A brief, limited American military strike would probably not generate all that much politically significant Arab outrage. Opinion on Assad’s regime is sufficiently negative — and the weight of Syria’s horrors so great — that the initial response would likely be muted. Most Arab publics are so thoroughly consumed with their own problems at home that the effects of a one-off strike would be only one ripple in a violently turbulent pond. Many of the popular movements in key Arab countries which would be most likely to organize protests against U.S. intervention (including many Gulf Islamists) are also invested in supporting factions of the Syrian opposition. Such an attack would likely worsen already horrible views of America, but there won’t be marches in support of Assad in many Arab cities (except maybe in Gen. Abdel Fattah el-Sisi’s Cairo — because, well, Egypt is Egypt).
Still, for all the success of the Arab counter-revolution in recent months, the Arab uprisings remain a potent lesson to all the region’s leaders of the need to keep a wary eye on their publics. If those strikes morph into a longer U.S. military campaign, as many fear, then things become far more unpredictable. The more that the American military is seen taking the lead, the more it will trigger fiercely negative associations with Iraq and the more difficult it will be for Arab leaders to sustain a role in a coalition. Washington shouldn’t make its decision about intervening in Syria based solely on Arab public opinion of course … but it also should have no illusions about the welcome it is likely to receive.

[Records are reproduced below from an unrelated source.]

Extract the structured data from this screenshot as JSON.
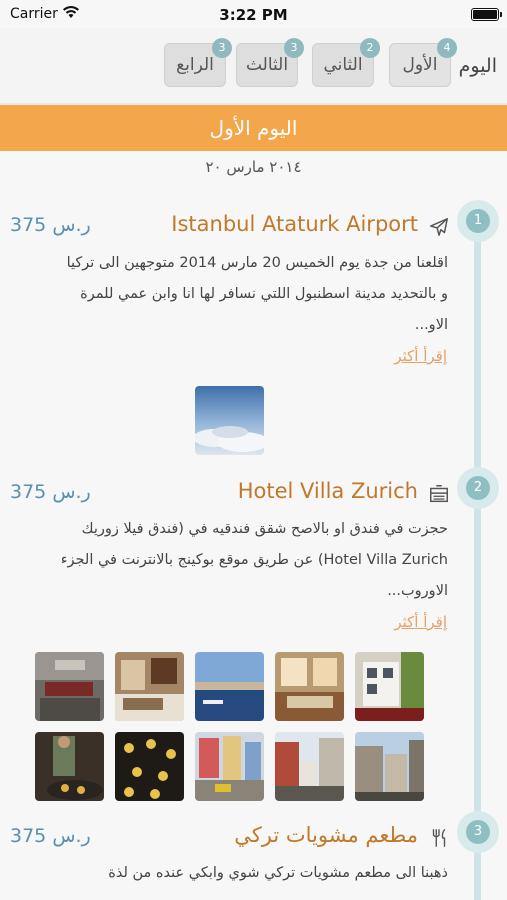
{
  "status_bar": {
    "carrier": "Carrier",
    "time": "3:22 PM"
  },
  "tabs": {
    "label": "اليوم",
    "items": [
      {
        "label": "الأول",
        "badge": "4"
      },
      {
        "label": "الثاني",
        "badge": "2"
      },
      {
        "label": "الثالث",
        "badge": "3"
      },
      {
        "label": "الرابع",
        "badge": "3"
      }
    ]
  },
  "day_header": {
    "title": "اليوم الأول",
    "date": "٢٠١٤ مارس ٢٠"
  },
  "entries": [
    {
      "number": "1",
      "icon": "airplane-icon",
      "title": "Istanbul Ataturk Airport",
      "price": "375 ر.س",
      "lines": [
        "اقلعنا من جدة يوم الخميس 20 مارس 2014 متوجهين الى تركيا",
        "و بالتحديد مدينة اسطنبول اللتي نسافر لها انا وابن عمي للمرة",
        "الاو..."
      ],
      "read_more": "إقرأ أكثر"
    },
    {
      "number": "2",
      "icon": "bed-icon",
      "title": "Hotel Villa Zurich",
      "price": "375 ر.س",
      "lines": [
        "حجزت في فندق او بالاصح شقق فندقيه في (فندق فيلا زوريك",
        "Hotel Villa Zurich) عن طريق موقع بوكينج بالانترنت في الجزء",
        "الاوروب..."
      ],
      "read_more": "إقرأ أكثر"
    },
    {
      "number": "3",
      "icon": "fork-knife-icon",
      "title": "مطعم مشويات تركي",
      "price": "375 ر.س",
      "lines": [
        "ذهبنا الى مطعم مشويات تركي شوي وابكي عنده من لذة"
      ]
    }
  ],
  "colors": {
    "accent_orange": "#f3a64a",
    "title_brown": "#c2782a",
    "price_blue": "#5a8fb0",
    "timeline_teal": "#8fbfc2"
  }
}
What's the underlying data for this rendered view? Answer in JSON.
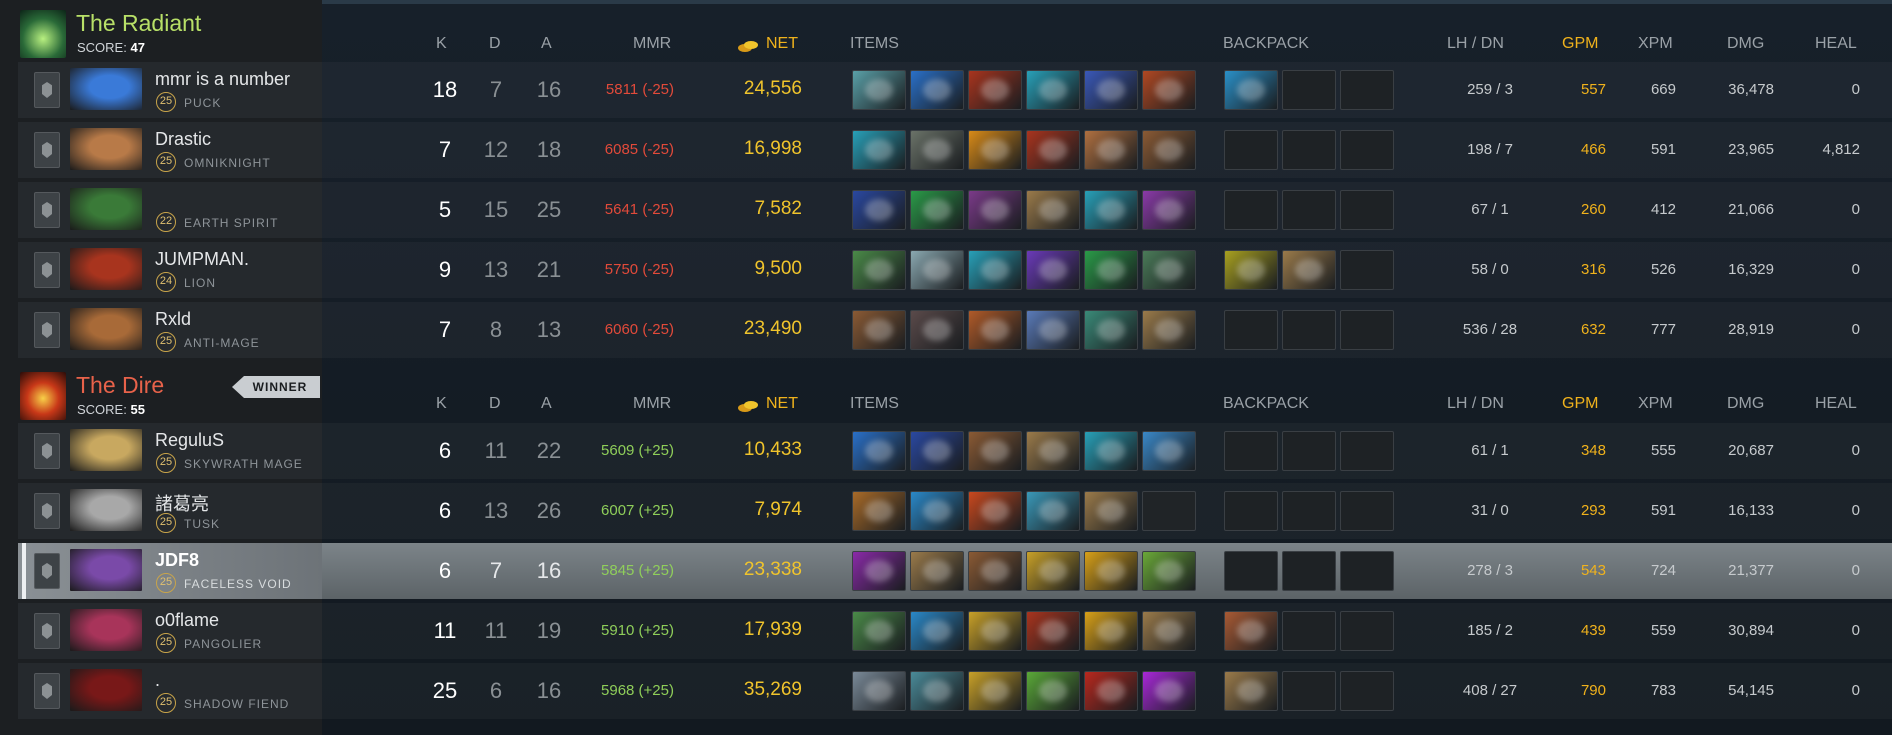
{
  "colors": {
    "radiant": "#b8e068",
    "dire": "#e8624a",
    "gold": "#f0c42c",
    "gpm": "#f0b21c",
    "mmr_loss": "#e24a3a",
    "mmr_gain": "#8fce5a"
  },
  "headers": {
    "k": "K",
    "d": "D",
    "a": "A",
    "mmr": "MMR",
    "net": "NET",
    "items": "ITEMS",
    "backpack": "BACKPACK",
    "lhdn": "LH  /  DN",
    "gpm": "GPM",
    "xpm": "XPM",
    "dmg": "DMG",
    "heal": "HEAL"
  },
  "radiant": {
    "name": "The Radiant",
    "score_label": "SCORE:",
    "score": "47",
    "players": [
      {
        "name": "mmr is a number",
        "level": "25",
        "hero": "PUCK",
        "k": "18",
        "d": "7",
        "a": "16",
        "mmr": "5811 (-25)",
        "net": "24,556",
        "lhdn": "259  /  3",
        "gpm": "557",
        "xpm": "669",
        "dmg": "36,478",
        "heal": "0",
        "items": [
          "#5aa0a8",
          "#2a70c8",
          "#a8341e",
          "#28a0b8",
          "#3a58b8",
          "#b04822"
        ],
        "backpack": [
          "#2a90c8",
          null,
          null
        ]
      },
      {
        "name": "Drastic",
        "level": "25",
        "hero": "OMNIKNIGHT",
        "k": "7",
        "d": "12",
        "a": "18",
        "mmr": "6085 (-25)",
        "net": "16,998",
        "lhdn": "198  /  7",
        "gpm": "466",
        "xpm": "591",
        "dmg": "23,965",
        "heal": "4,812",
        "items": [
          "#28a0b8",
          "#6a7268",
          "#d88a18",
          "#a8341e",
          "#b07040",
          "#8a5a34"
        ],
        "backpack": [
          null,
          null,
          null
        ]
      },
      {
        "name": "",
        "level": "22",
        "hero": "EARTH SPIRIT",
        "k": "5",
        "d": "15",
        "a": "25",
        "mmr": "5641 (-25)",
        "net": "7,582",
        "lhdn": "67  /  1",
        "gpm": "260",
        "xpm": "412",
        "dmg": "21,066",
        "heal": "0",
        "items": [
          "#2a48a0",
          "#2a9a48",
          "#7a3a88",
          "#9a7a4a",
          "#28a0b8",
          "#8a3aa8"
        ],
        "backpack": [
          null,
          null,
          null
        ]
      },
      {
        "name": "JUMPMAN.",
        "level": "24",
        "hero": "LION",
        "k": "9",
        "d": "13",
        "a": "21",
        "mmr": "5750 (-25)",
        "net": "9,500",
        "lhdn": "58  /  0",
        "gpm": "316",
        "xpm": "526",
        "dmg": "16,329",
        "heal": "0",
        "items": [
          "#4a8a48",
          "#8aa8b0",
          "#28a0b8",
          "#6a3ab8",
          "#2a9a48",
          "#4a7a58"
        ],
        "backpack": [
          "#a8a020",
          "#9a7a4a",
          null
        ]
      },
      {
        "name": "Rxld",
        "level": "25",
        "hero": "ANTI-MAGE",
        "k": "7",
        "d": "8",
        "a": "13",
        "mmr": "6060 (-25)",
        "net": "23,490",
        "lhdn": "536  /  28",
        "gpm": "632",
        "xpm": "777",
        "dmg": "28,919",
        "heal": "0",
        "items": [
          "#8a5a34",
          "#5a4a4a",
          "#b05a28",
          "#5a7ab8",
          "#3a8a78",
          "#9a7a4a"
        ],
        "backpack": [
          null,
          null,
          null
        ]
      }
    ]
  },
  "dire": {
    "name": "The Dire",
    "score_label": "SCORE:",
    "score": "55",
    "winner": "WINNER",
    "players": [
      {
        "name": "ReguluS",
        "level": "25",
        "hero": "SKYWRATH MAGE",
        "k": "6",
        "d": "11",
        "a": "22",
        "mmr": "5609 (+25)",
        "net": "10,433",
        "lhdn": "61  /  1",
        "gpm": "348",
        "xpm": "555",
        "dmg": "20,687",
        "heal": "0",
        "items": [
          "#2a70c8",
          "#2a48a0",
          "#8a5a34",
          "#9a7a4a",
          "#28a0b8",
          "#3a88c8"
        ],
        "backpack": [
          null,
          null,
          null
        ]
      },
      {
        "name": "諸葛亮",
        "level": "25",
        "hero": "TUSK",
        "k": "6",
        "d": "13",
        "a": "26",
        "mmr": "6007 (+25)",
        "net": "7,974",
        "lhdn": "31  /  0",
        "gpm": "293",
        "xpm": "591",
        "dmg": "16,133",
        "heal": "0",
        "items": [
          "#a86a28",
          "#2a88c8",
          "#c8481e",
          "#3a98b8",
          "#9a7a4a",
          null
        ],
        "backpack": [
          null,
          null,
          null
        ]
      },
      {
        "name": "JDF8",
        "level": "25",
        "hero": "FACELESS VOID",
        "k": "6",
        "d": "7",
        "a": "16",
        "mmr": "5845 (+25)",
        "net": "23,338",
        "lhdn": "278  /  3",
        "gpm": "543",
        "xpm": "724",
        "dmg": "21,377",
        "heal": "0",
        "selected": true,
        "items": [
          "#8a2aa8",
          "#9a7a4a",
          "#8a5a34",
          "#c8a028",
          "#d8a018",
          "#6aa838"
        ],
        "backpack": [
          null,
          null,
          null
        ]
      },
      {
        "name": "o0flame",
        "level": "25",
        "hero": "PANGOLIER",
        "k": "11",
        "d": "11",
        "a": "19",
        "mmr": "5910 (+25)",
        "net": "17,939",
        "lhdn": "185  /  2",
        "gpm": "439",
        "xpm": "559",
        "dmg": "30,894",
        "heal": "0",
        "items": [
          "#4a8a48",
          "#2a88c8",
          "#c8a028",
          "#a8341e",
          "#d8a018",
          "#9a7a4a"
        ],
        "backpack": [
          "#a85a34",
          null,
          null
        ]
      },
      {
        "name": ".",
        "level": "25",
        "hero": "SHADOW FIEND",
        "k": "25",
        "d": "6",
        "a": "16",
        "mmr": "5968 (+25)",
        "net": "35,269",
        "lhdn": "408  /  27",
        "gpm": "790",
        "xpm": "783",
        "dmg": "54,145",
        "heal": "0",
        "items": [
          "#7a8a98",
          "#4a8a98",
          "#c8a028",
          "#5aa838",
          "#b8281e",
          "#a828d8"
        ],
        "backpack": [
          "#9a7a4a",
          null,
          null
        ]
      }
    ]
  },
  "portraits": {
    "PUCK": "#3a7ad8",
    "OMNIKNIGHT": "#b87a48",
    "EARTH SPIRIT": "#3a7a38",
    "LION": "#a8341e",
    "ANTI-MAGE": "#a86a38",
    "SKYWRATH MAGE": "#c8a860",
    "TUSK": "#a8a8a8",
    "FACELESS VOID": "#7a4aa8",
    "PANGOLIER": "#a8345a",
    "SHADOW FIEND": "#781818"
  }
}
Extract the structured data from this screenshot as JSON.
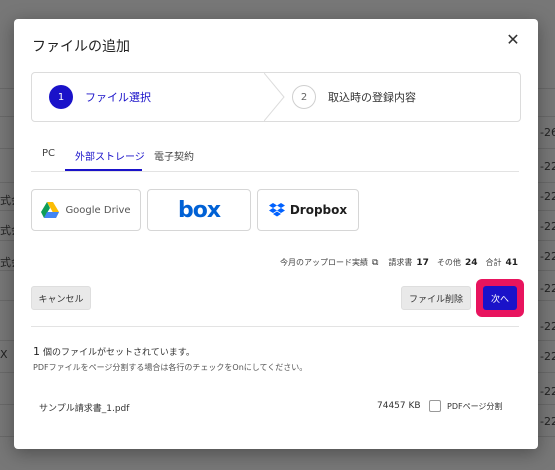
{
  "modal": {
    "title": "ファイルの追加",
    "close_icon": "✕"
  },
  "stepper": {
    "steps": [
      {
        "num": "1",
        "label": "ファイル選択"
      },
      {
        "num": "2",
        "label": "取込時の登録内容"
      }
    ]
  },
  "tabs": [
    "PC",
    "外部ストレージ",
    "電子契約"
  ],
  "providers": {
    "google_drive": "Google Drive",
    "box": "box",
    "dropbox": "Dropbox"
  },
  "stats": {
    "label": "今月のアップロード実績",
    "invoice_label": "請求書",
    "invoice_count": "17",
    "other_label": "その他",
    "other_count": "24",
    "total_label": "合計",
    "total_count": "41"
  },
  "buttons": {
    "cancel": "キャンセル",
    "delete": "ファイル削除",
    "next": "次へ"
  },
  "summary": {
    "count": "1",
    "count_text": "個のファイルがセットされています。",
    "note": "PDFファイルをページ分割する場合は各行のチェックをOnにしてください。"
  },
  "file": {
    "name": "サンプル請求書_1.pdf",
    "size": "74457 KB",
    "split_label": "PDFページ分割"
  },
  "background": {
    "cells": [
      "-26",
      "-22",
      "-22",
      "-22",
      "-22",
      "-22",
      "-22",
      "-22",
      "-22",
      "-22",
      "式会",
      "式会",
      "式会",
      "X"
    ]
  },
  "colors": {
    "accent": "#1a12c9",
    "highlight": "#e8145e",
    "box_blue": "#0061d5"
  }
}
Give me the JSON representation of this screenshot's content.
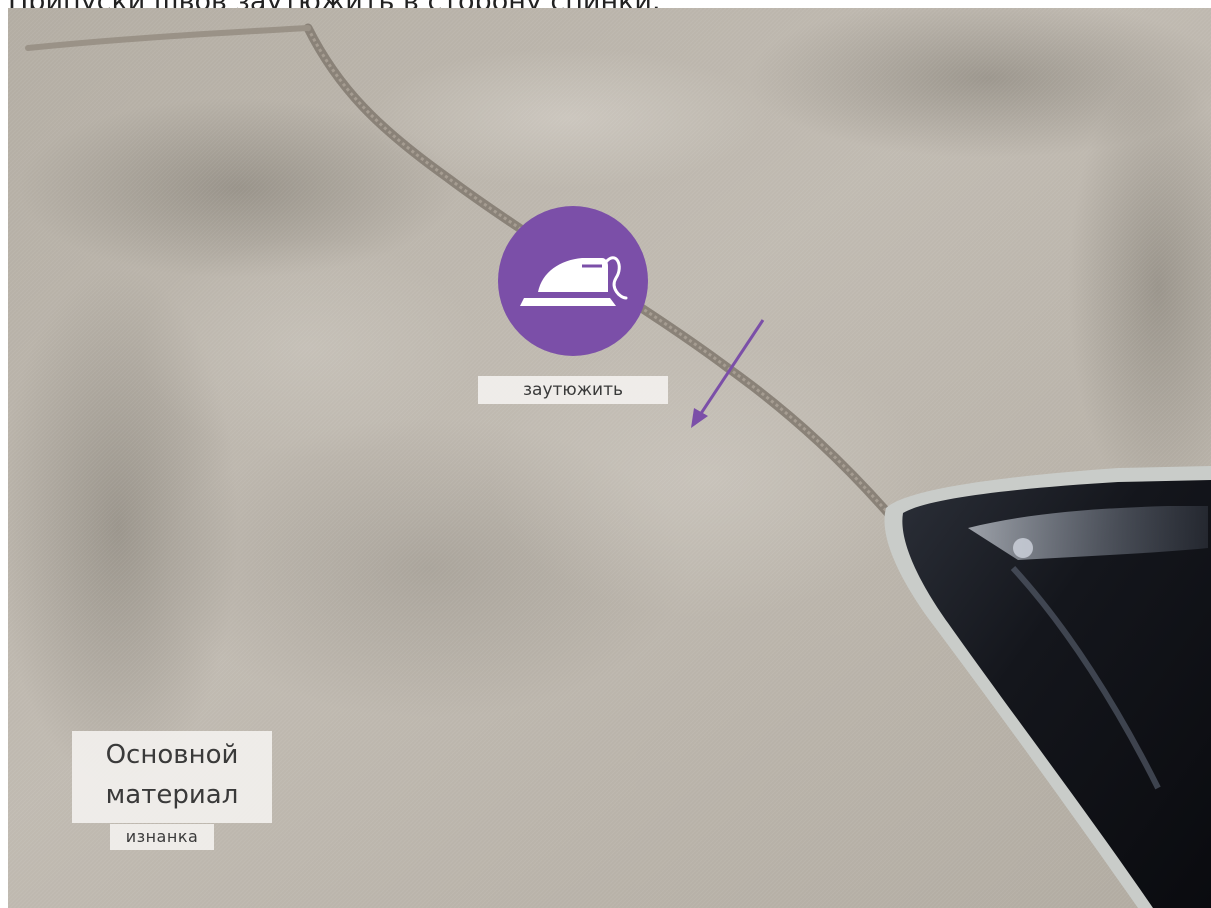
{
  "caption": {
    "text": "Припуски швов заутюжить в сторону спинки."
  },
  "photo": {
    "subject": "fabric-seam-with-iron",
    "colors": {
      "fabric": "#b8b2a8",
      "fabric_shadow": "#8f8a81",
      "seam": "#8a8278",
      "iron_body": "#1c1f26",
      "iron_edge": "#c9ccc9",
      "accent": "#7b4fa8"
    }
  },
  "icon": {
    "name": "iron-icon"
  },
  "labels": {
    "action": "заутюжить",
    "material_line1": "Основной",
    "material_line2": "материал",
    "side": "изнанка"
  }
}
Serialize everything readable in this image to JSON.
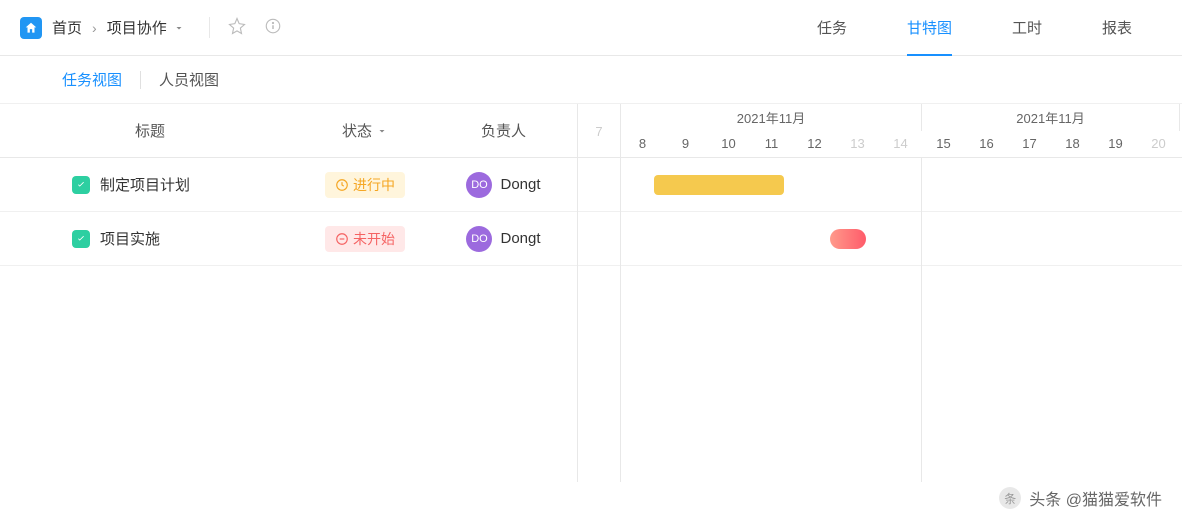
{
  "breadcrumb": {
    "home": "首页",
    "project": "项目协作"
  },
  "nav": {
    "tabs": [
      "任务",
      "甘特图",
      "工时",
      "报表"
    ],
    "active_index": 1
  },
  "sub_nav": {
    "tabs": [
      "任务视图",
      "人员视图"
    ],
    "active_index": 0
  },
  "table": {
    "headers": {
      "title": "标题",
      "status": "状态",
      "owner": "负责人"
    },
    "rows": [
      {
        "title": "制定项目计划",
        "status_text": "进行中",
        "status_type": "in-progress",
        "owner_initials": "DO",
        "owner_name": "Dongt"
      },
      {
        "title": "项目实施",
        "status_text": "未开始",
        "status_type": "not-started",
        "owner_initials": "DO",
        "owner_name": "Dongt"
      }
    ]
  },
  "gantt": {
    "lead_days": [
      "7"
    ],
    "months": [
      {
        "label": "2021年11月",
        "days": [
          "8",
          "9",
          "10",
          "11",
          "12",
          "13",
          "14"
        ],
        "weekend": [
          5,
          6
        ]
      },
      {
        "label": "2021年11月",
        "days": [
          "15",
          "16",
          "17",
          "18",
          "19",
          "20"
        ],
        "weekend": [
          5
        ]
      }
    ]
  },
  "chart_data": {
    "type": "gantt",
    "title": "甘特图",
    "time_unit": "day",
    "visible_range": [
      "2021-11-07",
      "2021-11-20"
    ],
    "tasks": [
      {
        "name": "制定项目计划",
        "start": "2021-11-08",
        "end": "2021-11-11",
        "status": "进行中",
        "color": "#f5c94e",
        "owner": "Dongt"
      },
      {
        "name": "项目实施",
        "start": "2021-11-13",
        "end": "2021-11-13",
        "status": "未开始",
        "color": "#ff5b6a",
        "owner": "Dongt"
      }
    ]
  },
  "watermark": {
    "text": "头条 @猫猫爱软件"
  }
}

Marc Lynch is associate professor of political science and international affairs at George Washington University, where he is the director of the Institute for Middle East Studies and of the Project on Middle East Political Science. He is also a non-resident senior fellow at the Center for a New American Security. He is the author of The Arab Uprising (March 2012, PublicAffairs).
He publishes frequently on the politics of the Middle East, with a particular focus on the Arab media and information technology, Iraq, Jordan, Egypt, and Islamist movements. Twitter: @abuaardvark
More from Foreign Policy
At Long Last, the Foreign Service Gets the Netflix Treatment
Keri Russell gets Drexel furniture but no Senate confirmation hearing.
How Macron Is Blocking EU Strategy on Russia and China
As a strategic consensus emerges in Europe, France is in the way.
What the Bush-Obama China Memos Reveal
Newly declassified documents contain important lessons for U.S. China policy.
Russia’s Boom Business Goes Bust
Moscow’s arms exports have fallen to levels not seen since the Soviet Union’s collapse.